The Gammage Project

Show Information

Written by:

Attilio Favorini

Directed by:

Mark Clayton Southers


Thursday, February 9, 2012 to Sunday, February 19, 2012

Show Times:

Friday-Saturday at 8:00 PM
Sunday matinee at 1:00 PM


Henry Heymann Theatre (February)
August Wilson Center (March)

On Oct. 12, 1995, Johnny Gammage, cousin of former Pittsburgh Steeler Ray Seals, was stopped by a Brentwood, Pa., police officer. Seven minutes later, Gammage was dead. This original docudrama goes beyond issues of Black and White to expose the failures of public policy that still trouble the city of Pittsburgh.

Gammage Timeline

October 12, 1995: Jonny Gammage, 31, a black businessman and cousin of then-Steelers lineman Ray Seals, is apprehended by five white police officers at a traffic stop. During a seven-minute fight with the above officers, Gammage dies. An autopsy determines that he suffocated after pressure was applied to his neck and chest.

November 3, 1995: After a three-day open inquest, a coroner’s jury recommends that homicide charges be filed against Brentwood Lt. Milton Mulholland, Baldwin Borough Patrolman Michael G. Albert, Brentwood Patrolman John Vojtas and Sgt. Keith Henderson and Patrolman Shawn Patterson, both of the Whitehall force. Coroner’s jury comprised of two black women, a black man, two white men and a white woman.

November 27, 1995: District Attorney Bob Colville announces he will file charges against only Mulholland, Albert and Vojtas. No charges are filed against Henderson or Patterson.
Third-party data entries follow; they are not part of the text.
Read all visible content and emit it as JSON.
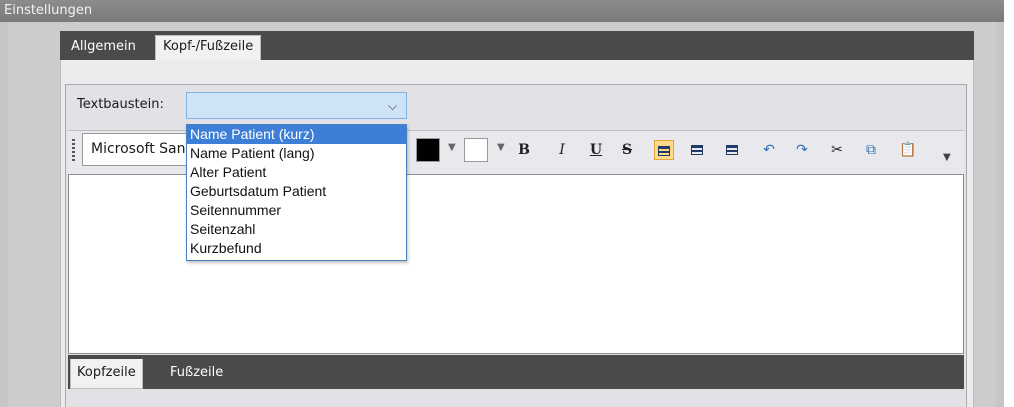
{
  "window": {
    "title": "Einstellungen"
  },
  "tabs": [
    {
      "label": "Allgemein",
      "active": false
    },
    {
      "label": "Kopf-/Fußzeile",
      "active": true
    }
  ],
  "textbaustein": {
    "label": "Textbaustein:",
    "value": "",
    "options": [
      "Name Patient (kurz)",
      "Name Patient (lang)",
      "Alter Patient",
      "Geburtsdatum Patient",
      "Seitennummer",
      "Seitenzahl",
      "Kurzbefund"
    ],
    "highlighted_index": 0
  },
  "toolbar": {
    "font_name": "Microsoft Sans Serif",
    "text_color": "#000000",
    "background_color": "#ffffff",
    "bold_label": "B",
    "italic_label": "I",
    "underline_label": "U",
    "strike_label": "S",
    "active_alignment": "left",
    "icons": [
      "bold-icon",
      "italic-icon",
      "underline-icon",
      "strikethrough-icon",
      "align-left-icon",
      "align-center-icon",
      "align-right-icon",
      "undo-icon",
      "redo-icon",
      "cut-icon",
      "copy-icon",
      "paste-icon"
    ]
  },
  "bottom_tabs": [
    {
      "label": "Kopfzeile",
      "active": true
    },
    {
      "label": "Fußzeile",
      "active": false
    }
  ],
  "colors": {
    "accent": "#3d7fd6",
    "tab_strip": "#4a4a4a",
    "combo_bg": "#cfe3f7"
  }
}
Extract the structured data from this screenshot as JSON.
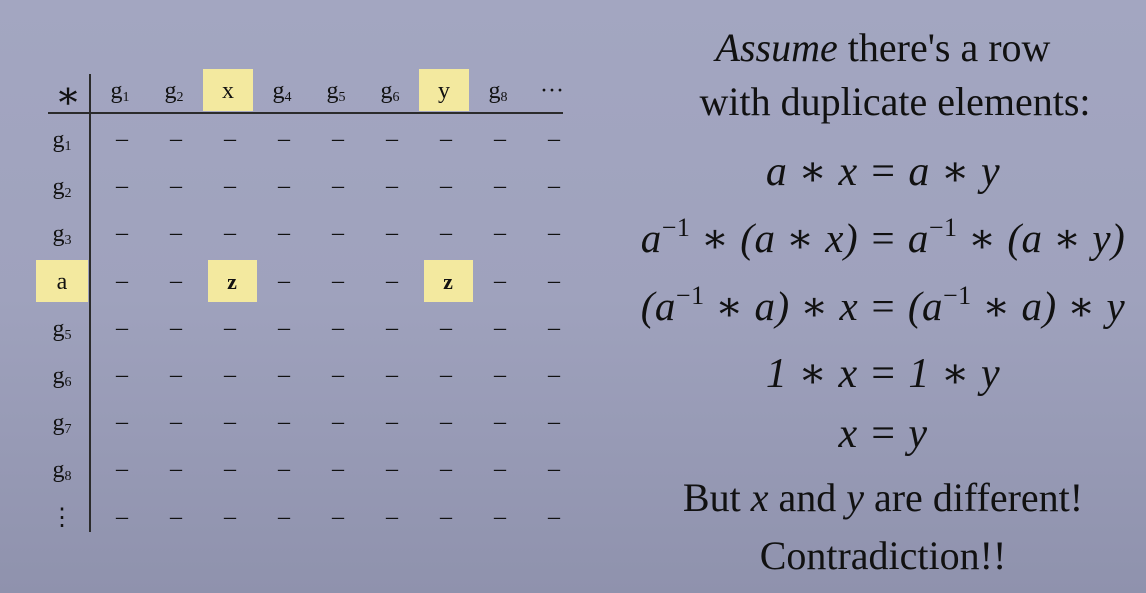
{
  "table": {
    "corner": "∗",
    "columns": [
      {
        "base": "g",
        "sub": "1",
        "highlight": false
      },
      {
        "base": "g",
        "sub": "2",
        "highlight": false
      },
      {
        "base": "x",
        "sub": "",
        "highlight": true
      },
      {
        "base": "g",
        "sub": "4",
        "highlight": false
      },
      {
        "base": "g",
        "sub": "5",
        "highlight": false
      },
      {
        "base": "g",
        "sub": "6",
        "highlight": false
      },
      {
        "base": "y",
        "sub": "",
        "highlight": true
      },
      {
        "base": "g",
        "sub": "8",
        "highlight": false
      },
      {
        "base": "···",
        "sub": "",
        "highlight": false
      }
    ],
    "rows": [
      {
        "base": "g",
        "sub": "1",
        "highlight": false,
        "cells": [
          "–",
          "–",
          "–",
          "–",
          "–",
          "–",
          "–",
          "–",
          "–"
        ]
      },
      {
        "base": "g",
        "sub": "2",
        "highlight": false,
        "cells": [
          "–",
          "–",
          "–",
          "–",
          "–",
          "–",
          "–",
          "–",
          "–"
        ]
      },
      {
        "base": "g",
        "sub": "3",
        "highlight": false,
        "cells": [
          "–",
          "–",
          "–",
          "–",
          "–",
          "–",
          "–",
          "–",
          "–"
        ]
      },
      {
        "base": "a",
        "sub": "",
        "highlight": true,
        "cells": [
          "–",
          "–",
          "z",
          "–",
          "–",
          "–",
          "z",
          "–",
          "–"
        ]
      },
      {
        "base": "g",
        "sub": "5",
        "highlight": false,
        "cells": [
          "–",
          "–",
          "–",
          "–",
          "–",
          "–",
          "–",
          "–",
          "–"
        ]
      },
      {
        "base": "g",
        "sub": "6",
        "highlight": false,
        "cells": [
          "–",
          "–",
          "–",
          "–",
          "–",
          "–",
          "–",
          "–",
          "–"
        ]
      },
      {
        "base": "g",
        "sub": "7",
        "highlight": false,
        "cells": [
          "–",
          "–",
          "–",
          "–",
          "–",
          "–",
          "–",
          "–",
          "–"
        ]
      },
      {
        "base": "g",
        "sub": "8",
        "highlight": false,
        "cells": [
          "–",
          "–",
          "–",
          "–",
          "–",
          "–",
          "–",
          "–",
          "–"
        ]
      },
      {
        "base": "⋮",
        "sub": "",
        "highlight": false,
        "cells": [
          "–",
          "–",
          "–",
          "–",
          "–",
          "–",
          "–",
          "–",
          "–"
        ]
      }
    ],
    "highlight_color": "#f3e99f"
  },
  "proof": {
    "assume_word": "Assume",
    "assume_rest": " there's a row",
    "line2": "with duplicate elements:",
    "eq1": "a ∗ x = a ∗ y",
    "eq2": {
      "a": "a",
      "inv": "−1",
      "mid": " ∗ (a ∗ x) = ",
      "a2": "a",
      "inv2": "−1",
      "end": " ∗ (a ∗ y)"
    },
    "eq3": {
      "open": "(a",
      "inv": "−1",
      "mid": " ∗ a) ∗ x = (a",
      "inv2": "−1",
      "end": " ∗ a) ∗ y"
    },
    "eq4": "1 ∗ x = 1 ∗ y",
    "eq5": "x = y",
    "but_prefix": "But ",
    "but_x": "x",
    "but_and": " and ",
    "but_y": "y",
    "but_rest": " are different!",
    "contradiction": "Contradiction!!"
  }
}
Vojtas to be tried separately from Mulholland and Albert.

November 13, 1996: An all-white jury finds Vojtas not guilty of involuntary manslaughter.

July 22, 1998: After two mistrials, Judge Joseph F. McCloskey dismissed the charges against Mulholland and Albert.

February 19, 1999: U.S. Justice Department said it would not file civil rights charges in the death of Gammage because it couldn’t prove that the five suburban officers had used unreasonable force to subdue him.

March 22, 1999:  In Syracuse, a group of clergy and community leaders held a march protesting the way the case was handled in Pennsylvania and calling for the US Justice Department to reopen the investigation.


From the beginning, the incident and its legal aftermath have weighed heavily on Attilio “Buck” Favorini, Pitt theatre arts professor and playwright. Now, 16 years later — the last two years dedicated to writing a play about the Gammage incident — Favorini is presenting the world premiere of “The Gammage Project,” a docudrama that debuts Feb. 9 with a preview at the Henry Heymann Theatre in the Stephen Foster Memorial.
Mark Clayton Southers has been working on "The Gammage Project" for two years and directing the play through rehearsals as it readies for a Thursday opening. There was a moment when he let his actors do some freestyle acting, just to have a little fun, before getting back to the play.
Gammage's haunting last words to an officer at the scene -- "Keith, Keith, I'm 31. I'm only 31." -- will echo across Oakland's Henry Heymann Theatre and the August Wilson Center, Downtown. Beginning Feb. 9, the Pittsburgh Playwrights Theatre Company and the Pittsburgh Repertory Theatre will stage "The Gammage Project," a dramatization of his death and the legal cases against three suburban officers that rippled from it.
One was a young businessman, the other an honors high school student. Their paths never crossed, but Jonny Gammage and Jordan Miles are inextricably linked as black men who were injured, one fatally, while being subdued by white police officers.